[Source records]
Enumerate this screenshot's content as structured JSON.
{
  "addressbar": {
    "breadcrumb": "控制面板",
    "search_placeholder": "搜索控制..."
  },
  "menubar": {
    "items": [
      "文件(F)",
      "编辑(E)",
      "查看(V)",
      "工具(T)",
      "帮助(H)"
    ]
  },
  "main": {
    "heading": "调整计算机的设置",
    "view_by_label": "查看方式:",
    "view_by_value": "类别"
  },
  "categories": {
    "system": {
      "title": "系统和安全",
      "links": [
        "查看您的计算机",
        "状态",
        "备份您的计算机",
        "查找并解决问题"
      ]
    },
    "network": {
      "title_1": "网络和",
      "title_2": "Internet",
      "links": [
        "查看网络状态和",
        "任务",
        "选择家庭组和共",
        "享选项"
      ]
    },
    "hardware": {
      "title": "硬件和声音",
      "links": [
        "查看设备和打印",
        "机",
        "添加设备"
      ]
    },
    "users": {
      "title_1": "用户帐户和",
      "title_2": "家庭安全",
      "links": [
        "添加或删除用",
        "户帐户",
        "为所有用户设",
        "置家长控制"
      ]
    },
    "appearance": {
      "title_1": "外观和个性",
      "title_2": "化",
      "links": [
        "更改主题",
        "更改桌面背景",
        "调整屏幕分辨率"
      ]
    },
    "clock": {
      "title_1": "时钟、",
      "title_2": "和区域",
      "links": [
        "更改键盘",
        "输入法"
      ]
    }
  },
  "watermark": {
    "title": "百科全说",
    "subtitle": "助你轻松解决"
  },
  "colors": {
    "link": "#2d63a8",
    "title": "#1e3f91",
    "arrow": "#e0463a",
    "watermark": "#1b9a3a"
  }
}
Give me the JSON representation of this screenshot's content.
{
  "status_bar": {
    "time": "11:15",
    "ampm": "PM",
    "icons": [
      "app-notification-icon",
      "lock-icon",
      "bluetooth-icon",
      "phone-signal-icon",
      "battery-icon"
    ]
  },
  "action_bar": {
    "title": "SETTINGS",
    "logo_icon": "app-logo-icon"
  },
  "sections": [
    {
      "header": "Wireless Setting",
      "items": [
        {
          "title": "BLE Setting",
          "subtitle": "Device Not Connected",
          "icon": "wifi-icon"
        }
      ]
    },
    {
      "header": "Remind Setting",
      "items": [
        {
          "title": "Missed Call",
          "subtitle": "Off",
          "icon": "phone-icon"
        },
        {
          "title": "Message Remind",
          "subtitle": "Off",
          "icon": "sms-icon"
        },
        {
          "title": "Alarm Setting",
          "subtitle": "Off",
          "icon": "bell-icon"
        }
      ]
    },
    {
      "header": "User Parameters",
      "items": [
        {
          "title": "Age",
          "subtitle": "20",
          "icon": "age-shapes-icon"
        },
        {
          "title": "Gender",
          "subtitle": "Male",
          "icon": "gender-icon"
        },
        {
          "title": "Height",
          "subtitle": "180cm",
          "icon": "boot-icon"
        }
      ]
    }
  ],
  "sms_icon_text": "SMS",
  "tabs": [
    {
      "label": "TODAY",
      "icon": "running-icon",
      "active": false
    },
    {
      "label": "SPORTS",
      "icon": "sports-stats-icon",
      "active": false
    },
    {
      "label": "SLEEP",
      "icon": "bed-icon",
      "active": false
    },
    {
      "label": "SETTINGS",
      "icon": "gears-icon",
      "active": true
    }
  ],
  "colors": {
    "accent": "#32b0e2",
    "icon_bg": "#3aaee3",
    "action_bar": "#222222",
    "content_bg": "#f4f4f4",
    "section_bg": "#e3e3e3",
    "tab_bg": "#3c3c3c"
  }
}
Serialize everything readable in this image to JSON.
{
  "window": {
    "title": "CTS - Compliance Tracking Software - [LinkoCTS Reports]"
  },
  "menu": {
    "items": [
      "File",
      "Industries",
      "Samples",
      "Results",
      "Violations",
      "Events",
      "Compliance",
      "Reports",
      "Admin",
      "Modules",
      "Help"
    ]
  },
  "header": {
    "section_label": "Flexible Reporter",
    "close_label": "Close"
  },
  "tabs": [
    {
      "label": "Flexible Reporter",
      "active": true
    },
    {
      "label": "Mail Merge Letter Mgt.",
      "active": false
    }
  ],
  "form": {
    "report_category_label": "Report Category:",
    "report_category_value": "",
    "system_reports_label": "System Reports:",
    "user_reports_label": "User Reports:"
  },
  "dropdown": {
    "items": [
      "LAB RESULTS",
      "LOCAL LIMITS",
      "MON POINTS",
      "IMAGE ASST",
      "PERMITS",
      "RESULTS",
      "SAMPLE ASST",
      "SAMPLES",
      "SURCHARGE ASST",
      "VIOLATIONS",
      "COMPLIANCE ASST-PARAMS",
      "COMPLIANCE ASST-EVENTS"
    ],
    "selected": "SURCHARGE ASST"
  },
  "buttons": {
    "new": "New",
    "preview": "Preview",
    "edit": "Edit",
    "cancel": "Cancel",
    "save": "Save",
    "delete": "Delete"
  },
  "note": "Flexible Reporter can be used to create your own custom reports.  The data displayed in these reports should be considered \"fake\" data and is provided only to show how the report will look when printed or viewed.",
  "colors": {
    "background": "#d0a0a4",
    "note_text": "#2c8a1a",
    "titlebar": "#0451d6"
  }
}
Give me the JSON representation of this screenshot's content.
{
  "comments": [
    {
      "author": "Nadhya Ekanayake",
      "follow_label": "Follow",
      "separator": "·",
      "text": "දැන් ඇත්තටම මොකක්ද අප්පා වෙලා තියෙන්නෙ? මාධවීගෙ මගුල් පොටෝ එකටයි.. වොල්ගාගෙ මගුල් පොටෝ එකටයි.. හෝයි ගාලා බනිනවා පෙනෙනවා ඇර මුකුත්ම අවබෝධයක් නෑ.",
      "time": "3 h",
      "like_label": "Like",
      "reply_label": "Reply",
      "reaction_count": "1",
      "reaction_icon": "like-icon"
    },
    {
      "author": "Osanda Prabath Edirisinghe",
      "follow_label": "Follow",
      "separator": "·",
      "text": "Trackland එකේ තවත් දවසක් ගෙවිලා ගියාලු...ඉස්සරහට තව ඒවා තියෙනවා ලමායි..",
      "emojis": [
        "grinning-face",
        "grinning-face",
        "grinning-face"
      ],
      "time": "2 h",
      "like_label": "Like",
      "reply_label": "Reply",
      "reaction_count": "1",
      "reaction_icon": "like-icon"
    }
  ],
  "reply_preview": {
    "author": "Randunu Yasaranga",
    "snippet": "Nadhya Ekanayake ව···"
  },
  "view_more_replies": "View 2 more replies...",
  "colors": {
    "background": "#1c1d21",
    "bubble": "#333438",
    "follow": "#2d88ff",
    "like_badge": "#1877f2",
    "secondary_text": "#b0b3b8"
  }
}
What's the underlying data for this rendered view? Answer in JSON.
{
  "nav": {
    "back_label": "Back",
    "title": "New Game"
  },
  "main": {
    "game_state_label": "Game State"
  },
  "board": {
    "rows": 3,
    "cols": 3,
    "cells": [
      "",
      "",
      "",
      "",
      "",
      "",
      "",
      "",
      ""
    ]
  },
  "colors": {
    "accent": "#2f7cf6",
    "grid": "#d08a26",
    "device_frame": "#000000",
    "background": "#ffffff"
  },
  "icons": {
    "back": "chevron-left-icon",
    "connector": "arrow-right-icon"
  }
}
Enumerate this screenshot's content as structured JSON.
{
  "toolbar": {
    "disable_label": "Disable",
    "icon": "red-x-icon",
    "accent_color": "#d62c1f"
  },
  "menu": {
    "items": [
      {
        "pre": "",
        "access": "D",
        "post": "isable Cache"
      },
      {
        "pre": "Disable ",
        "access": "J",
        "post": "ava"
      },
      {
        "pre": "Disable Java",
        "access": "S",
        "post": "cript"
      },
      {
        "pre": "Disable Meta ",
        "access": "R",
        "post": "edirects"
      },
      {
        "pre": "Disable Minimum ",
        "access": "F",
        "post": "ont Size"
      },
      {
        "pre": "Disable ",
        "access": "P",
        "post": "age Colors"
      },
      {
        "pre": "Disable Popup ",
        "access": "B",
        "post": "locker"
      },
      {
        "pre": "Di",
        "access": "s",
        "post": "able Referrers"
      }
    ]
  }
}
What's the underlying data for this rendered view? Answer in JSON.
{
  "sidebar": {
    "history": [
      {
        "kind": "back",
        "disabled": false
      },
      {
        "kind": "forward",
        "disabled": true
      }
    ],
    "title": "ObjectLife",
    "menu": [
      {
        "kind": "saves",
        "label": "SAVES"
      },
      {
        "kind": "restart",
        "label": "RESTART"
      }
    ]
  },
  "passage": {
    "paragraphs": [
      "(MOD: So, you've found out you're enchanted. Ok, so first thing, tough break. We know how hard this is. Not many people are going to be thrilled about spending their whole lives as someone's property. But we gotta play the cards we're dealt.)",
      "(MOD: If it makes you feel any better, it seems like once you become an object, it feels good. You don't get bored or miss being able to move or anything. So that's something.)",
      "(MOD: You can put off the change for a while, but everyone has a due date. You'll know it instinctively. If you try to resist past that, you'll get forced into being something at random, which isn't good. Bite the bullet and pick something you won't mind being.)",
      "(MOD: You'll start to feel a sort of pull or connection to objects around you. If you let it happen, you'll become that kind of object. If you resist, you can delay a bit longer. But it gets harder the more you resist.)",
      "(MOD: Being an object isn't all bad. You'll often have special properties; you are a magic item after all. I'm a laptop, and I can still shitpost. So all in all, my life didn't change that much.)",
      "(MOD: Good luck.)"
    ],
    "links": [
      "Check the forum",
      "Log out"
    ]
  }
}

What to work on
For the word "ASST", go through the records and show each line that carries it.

Exercise answer
      "IMAGE ASST",
      "SAMPLE ASST",
      "SURCHARGE ASST",
      "COMPLIANCE ASST-PARAMS",
      "COMPLIANCE ASST-EVENTS"
    "selected": "SURCHARGE ASST"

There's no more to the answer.